Klezmer a la Russe: Jewish Music From Eastern Europe
Genres: Folk, World Music, Pop
Rather more Russian/Yiddish than klezmer
David Turns | Liverpool, UK | 02/17/2001
(3 out of 5 stars)

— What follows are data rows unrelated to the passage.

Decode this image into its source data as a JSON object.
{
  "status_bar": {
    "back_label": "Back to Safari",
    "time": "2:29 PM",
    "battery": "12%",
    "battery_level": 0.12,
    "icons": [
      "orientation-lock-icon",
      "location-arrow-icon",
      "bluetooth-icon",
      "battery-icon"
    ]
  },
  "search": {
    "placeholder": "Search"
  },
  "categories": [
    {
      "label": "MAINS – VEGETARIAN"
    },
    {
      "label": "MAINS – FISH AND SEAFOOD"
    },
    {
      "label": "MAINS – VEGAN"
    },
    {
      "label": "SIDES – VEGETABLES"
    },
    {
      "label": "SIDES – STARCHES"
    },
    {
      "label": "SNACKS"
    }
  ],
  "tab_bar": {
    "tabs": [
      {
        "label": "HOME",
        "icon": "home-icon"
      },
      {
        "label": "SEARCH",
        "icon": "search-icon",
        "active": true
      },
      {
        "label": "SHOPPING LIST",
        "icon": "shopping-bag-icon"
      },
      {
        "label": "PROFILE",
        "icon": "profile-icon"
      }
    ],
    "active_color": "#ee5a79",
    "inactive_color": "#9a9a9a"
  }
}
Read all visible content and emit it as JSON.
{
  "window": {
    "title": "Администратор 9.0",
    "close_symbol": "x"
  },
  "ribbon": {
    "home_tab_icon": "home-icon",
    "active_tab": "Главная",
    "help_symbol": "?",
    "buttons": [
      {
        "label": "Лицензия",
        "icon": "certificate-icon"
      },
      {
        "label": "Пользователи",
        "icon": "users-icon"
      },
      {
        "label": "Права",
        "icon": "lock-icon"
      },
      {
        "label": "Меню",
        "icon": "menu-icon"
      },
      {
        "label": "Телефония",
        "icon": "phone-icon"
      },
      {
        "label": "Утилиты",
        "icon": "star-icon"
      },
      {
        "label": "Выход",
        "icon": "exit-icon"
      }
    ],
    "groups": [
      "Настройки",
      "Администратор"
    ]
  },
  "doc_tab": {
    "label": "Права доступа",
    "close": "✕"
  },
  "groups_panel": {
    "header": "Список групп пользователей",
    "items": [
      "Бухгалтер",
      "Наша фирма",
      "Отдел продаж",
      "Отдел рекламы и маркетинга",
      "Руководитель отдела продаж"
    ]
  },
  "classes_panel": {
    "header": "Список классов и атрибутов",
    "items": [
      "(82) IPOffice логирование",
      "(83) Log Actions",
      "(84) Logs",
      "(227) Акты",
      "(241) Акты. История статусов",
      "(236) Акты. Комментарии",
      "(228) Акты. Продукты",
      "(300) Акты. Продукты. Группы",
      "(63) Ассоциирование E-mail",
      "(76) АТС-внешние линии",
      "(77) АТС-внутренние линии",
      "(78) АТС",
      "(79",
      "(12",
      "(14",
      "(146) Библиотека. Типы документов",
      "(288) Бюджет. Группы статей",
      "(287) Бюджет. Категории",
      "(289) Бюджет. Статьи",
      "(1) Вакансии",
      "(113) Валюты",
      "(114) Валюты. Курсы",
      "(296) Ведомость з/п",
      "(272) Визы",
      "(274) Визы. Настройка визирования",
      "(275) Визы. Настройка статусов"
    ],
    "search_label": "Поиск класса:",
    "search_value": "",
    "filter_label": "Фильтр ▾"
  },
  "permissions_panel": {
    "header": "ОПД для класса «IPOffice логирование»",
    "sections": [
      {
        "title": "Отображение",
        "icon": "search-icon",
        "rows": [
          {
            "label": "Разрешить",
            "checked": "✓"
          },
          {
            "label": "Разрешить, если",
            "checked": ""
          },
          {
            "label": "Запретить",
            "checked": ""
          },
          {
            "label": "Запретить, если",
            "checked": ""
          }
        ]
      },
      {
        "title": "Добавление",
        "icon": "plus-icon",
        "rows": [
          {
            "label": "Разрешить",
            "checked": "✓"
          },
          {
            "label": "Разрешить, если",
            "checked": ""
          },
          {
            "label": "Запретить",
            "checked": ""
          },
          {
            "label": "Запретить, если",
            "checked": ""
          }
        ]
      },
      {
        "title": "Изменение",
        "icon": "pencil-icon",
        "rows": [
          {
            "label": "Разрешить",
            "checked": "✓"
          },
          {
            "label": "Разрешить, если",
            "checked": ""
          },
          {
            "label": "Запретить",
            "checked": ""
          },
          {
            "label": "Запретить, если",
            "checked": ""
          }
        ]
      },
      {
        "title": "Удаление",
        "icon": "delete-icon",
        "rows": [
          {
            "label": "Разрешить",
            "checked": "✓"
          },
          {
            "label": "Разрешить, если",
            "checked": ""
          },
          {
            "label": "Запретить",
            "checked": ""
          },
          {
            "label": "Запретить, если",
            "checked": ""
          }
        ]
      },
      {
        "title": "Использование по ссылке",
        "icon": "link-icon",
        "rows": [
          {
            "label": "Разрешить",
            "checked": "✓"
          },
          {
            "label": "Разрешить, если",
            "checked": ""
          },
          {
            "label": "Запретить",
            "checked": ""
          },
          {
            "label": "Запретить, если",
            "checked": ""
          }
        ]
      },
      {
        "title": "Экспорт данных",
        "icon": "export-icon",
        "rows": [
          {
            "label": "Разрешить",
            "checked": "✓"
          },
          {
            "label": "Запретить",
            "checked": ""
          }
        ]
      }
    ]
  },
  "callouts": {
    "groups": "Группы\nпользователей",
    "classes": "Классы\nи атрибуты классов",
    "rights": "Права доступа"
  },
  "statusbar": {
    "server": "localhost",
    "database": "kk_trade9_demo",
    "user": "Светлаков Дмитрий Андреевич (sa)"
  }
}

"Ho-hum. "Klezmer a la russe", says the subtitle on the cover. This is an entertaining and enjoyable album. It consists of high-spirited songs played mostly at breakneck tempo, which makes it exhilarating and exhausting in almost equal measure. Overall I enjoyed listening to it, and would recommend it......with the proviso that it isn't really klezmer to any great extent. Some tracks certainly are klezmer tunes (the Sher, for example), but most of them are actually Yiddish songs, which is an entirely different genre to klezmer. One of the differences should be immediately apparent: klezmer music is overwhelmingly instrumental. The few vocal pieces are usually solos with a defined ritual element (e.g. songs to accompany certain stages of the traditional East European Jewish wedding repertory), not songs with instrumental accompaniment.And another thing: the instrumentation sounds very odd. The reason is that it consists of an ensemble of violin, balalaikas (including a bass balalaika) and - wait for it - GUITAR! I'm sorry, but this is not a klezmer ensemble (the authentic instrumentation should consist of violins, double bass, tsimbl and accordion or clarinet).On balance, this album is a strange mixture. The Kazbek Ensemble (an oddly chosen name since Mount Kazbek is in Georgia, not Russia) seem to be trying to produce Jewish music, with some stylistic uncertainty between Yiddish song and klezmer, with a Russian folk ensemble. 3 stars for the enthusiasm of the performers (and even then, their insistent folksiness comes dangerously close to kitsch at times) and the entertainment value of the result, but zero for authenticity."